In my opinion as a mother and as a teacher, the problem lies with the definition. According to the Collins Dictionary “homework is school work that teachers give to pupils to do at home in the evening or at the weekend.” This definition, for many, brings up negative connotations because it is viewed as something that seems unnecessary, inauthentic and purposeless.
But homework doesn’t have to be this way. Like the readers my daughter and all the Preps at her school are asked to take home and read each night, it can be a fun activity that also has relevance and assists them with their learning.
So why, instead of making a blanket policy and labelling all homework negative, purposeless and irrelevant to this age group, don’t we ensure that homework has purpose, is age appropriate and is an engaging yet educational tool for their students, like the reader?

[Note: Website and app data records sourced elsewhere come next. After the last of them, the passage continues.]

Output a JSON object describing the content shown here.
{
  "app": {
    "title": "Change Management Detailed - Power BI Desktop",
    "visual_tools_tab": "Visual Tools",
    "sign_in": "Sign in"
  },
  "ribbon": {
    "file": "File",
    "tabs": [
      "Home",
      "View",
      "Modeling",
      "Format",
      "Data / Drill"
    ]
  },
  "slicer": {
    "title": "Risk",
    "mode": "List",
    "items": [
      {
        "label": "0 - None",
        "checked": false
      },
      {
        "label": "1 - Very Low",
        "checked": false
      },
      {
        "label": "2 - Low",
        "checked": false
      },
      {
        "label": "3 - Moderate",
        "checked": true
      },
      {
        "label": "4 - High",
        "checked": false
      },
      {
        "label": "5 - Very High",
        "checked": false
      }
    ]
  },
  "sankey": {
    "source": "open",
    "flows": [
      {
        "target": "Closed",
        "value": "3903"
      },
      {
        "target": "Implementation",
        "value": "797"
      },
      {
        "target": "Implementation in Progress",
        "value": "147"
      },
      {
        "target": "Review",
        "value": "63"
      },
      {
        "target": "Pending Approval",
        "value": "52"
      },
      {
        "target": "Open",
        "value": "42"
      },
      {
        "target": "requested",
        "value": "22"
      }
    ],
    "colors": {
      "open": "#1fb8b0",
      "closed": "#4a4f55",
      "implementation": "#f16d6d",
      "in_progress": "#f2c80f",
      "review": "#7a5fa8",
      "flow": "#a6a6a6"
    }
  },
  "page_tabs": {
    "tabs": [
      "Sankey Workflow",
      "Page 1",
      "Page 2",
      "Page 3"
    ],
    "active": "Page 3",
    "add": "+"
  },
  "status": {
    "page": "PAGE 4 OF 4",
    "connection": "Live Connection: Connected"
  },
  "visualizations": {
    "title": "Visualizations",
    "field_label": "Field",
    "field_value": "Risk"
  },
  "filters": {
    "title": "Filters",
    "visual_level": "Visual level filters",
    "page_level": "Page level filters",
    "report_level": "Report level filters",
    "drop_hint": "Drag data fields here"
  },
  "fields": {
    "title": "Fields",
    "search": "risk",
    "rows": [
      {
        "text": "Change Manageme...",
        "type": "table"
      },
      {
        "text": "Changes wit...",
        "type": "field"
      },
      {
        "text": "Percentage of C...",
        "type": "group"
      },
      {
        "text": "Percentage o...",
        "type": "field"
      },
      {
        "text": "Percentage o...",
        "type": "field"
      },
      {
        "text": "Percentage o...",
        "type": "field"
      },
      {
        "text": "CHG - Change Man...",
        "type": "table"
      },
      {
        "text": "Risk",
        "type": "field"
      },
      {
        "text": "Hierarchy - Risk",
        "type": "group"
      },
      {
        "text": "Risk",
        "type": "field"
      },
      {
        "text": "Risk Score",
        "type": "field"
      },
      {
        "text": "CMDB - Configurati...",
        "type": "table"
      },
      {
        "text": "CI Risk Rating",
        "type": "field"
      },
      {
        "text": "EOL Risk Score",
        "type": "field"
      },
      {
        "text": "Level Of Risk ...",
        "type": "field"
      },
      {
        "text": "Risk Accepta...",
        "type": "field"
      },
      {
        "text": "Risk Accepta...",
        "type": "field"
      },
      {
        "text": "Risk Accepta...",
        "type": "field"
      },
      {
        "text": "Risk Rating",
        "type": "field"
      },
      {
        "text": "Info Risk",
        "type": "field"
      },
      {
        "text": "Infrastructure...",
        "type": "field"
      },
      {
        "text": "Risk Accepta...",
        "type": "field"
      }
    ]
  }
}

For Preps, the reader is probably enough ‘homework’, but as children go through each year level there are definitely activities and tasks that can be done at home as ‘homework’ that would assist them, their learning and their study skills. This doesn’t mean every night - maybe not even every week - but engaging projects that are real life learning and inclusive of the family would be a great way to approach homework rather than dismiss it as not beneficial at all.
The amount of homework and the type of homework set should change as a student progresses through primary school so they are adequately prepared for secondary schooling where expectations, organisation and structure is vastly different.
The reality is, homework is an integral part of schooling in Australia (especially in senior levels) and banning it is not preparing these students for their secondary schooling. I know this because I saw it first-hand. I taught at a secondary school whose main feeder school had a ‘no homework policy’ and I can say this was often very detrimental to these particular students and their learning.
It impacted their ability to manage their time, their organisational skills, being responsible for their own learning and the importance of timelines and deadlines, all of which are important study and life skills. Because some were so behind with this, they were at a disadvantage to many other students who had years of practice and had to learn essential skills.
As with most things in life, it comes down to balance. In my opinion what primary school aged children need is a balance between relevant learning tasks and time to unwind. It doesn’t have to be a yes or no debate, it is not black and white. But continuing a child's education in the home, I think, is common sense.